As you know, the EPA gave a two-year extension on the registration for in-season, over-the-top use of auxin technology, something growers can be pleased about, and something that came at great cost and effort.
Because this is an opinion piece, I feel free to say that the state departments of agriculture in the Southeast, in coordination with land-grant experts, Extension personnel and the best, most-diverse farmers in the country did an exceptional job stewarding the auxin/dicamba technology over the past two years; no easy task and done under strict scrutiny from both in and out of the agricultural community.
I asked Tommy Gray, director of the Georgia Department of Agriculture’s Plant Industry division, his general thoughts on the 2018 season relating to the technology and for a bit of his insight on where we go from here.
“Georgia is pleased with EPA’s decision on dicamba products, as well.
For 2018, Georgia had four official dicamba drift complaints that we investigated. We weren’t able to confirm drift or off-target movement in any of those cases. Samples collected by us were all negative. However, we did find some label violations for things like record keeping and applicators not trained.
I believe Georgia growers did very well with the technology in 2018. … and handled all the additional requirements for auxin herbicides extremely well. The fact we had very few complaints is an indication growers followed instructions presented during required Using Pesticides Wisely training (or UPW). UGA Extension played a huge role in getting information delivered and emphasizing things like knowing whether or not susceptible crops are nearby, checking wind speeds, using correct nozzles, etc.
My only advice to growers is to remain vigilant when applying auxin herbicides and stay current on any label changes or training requirements. The Georgia Department of Ag and UGA Extension will be working together to decide if changes to the UPW training need to be made for 2019. We will also determine if any additional requirements need to be made using Special Local Need labels.”
The massive stewardship effort cost money, overtime, special training and professional diligence, from in-field applicators to Extension to regulatory officials — and industry representatives — who wanted the technology to work for growers.
Growers have widely adopted auxin technology to their operations; it has proven to be an effective tool in managing weeds. But it is just one tool as growers move forward with science-based, systems to manage extreme weed pressure and keep resistance at bay.

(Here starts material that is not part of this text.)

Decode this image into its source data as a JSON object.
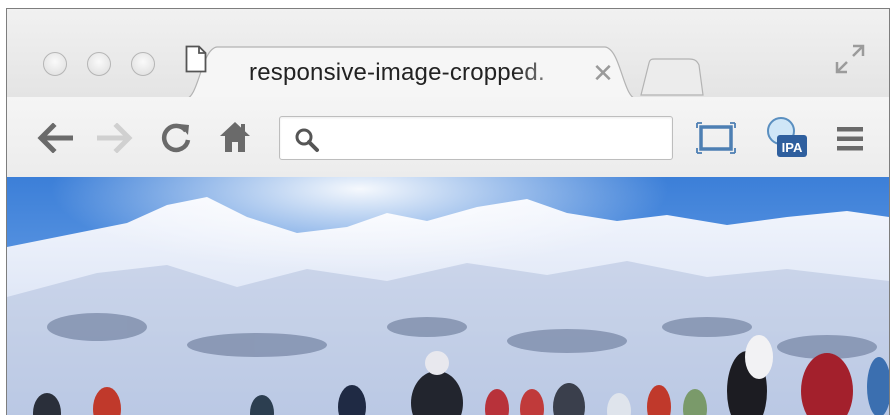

The last two years proved a particular type of system works, one that maybe doesn’t get due recognition: A dogged educational effort in tight cooperation with helpful regulatory oversight and vigilant farmers can and does work.
Good luck. Take care, and thanks for reading.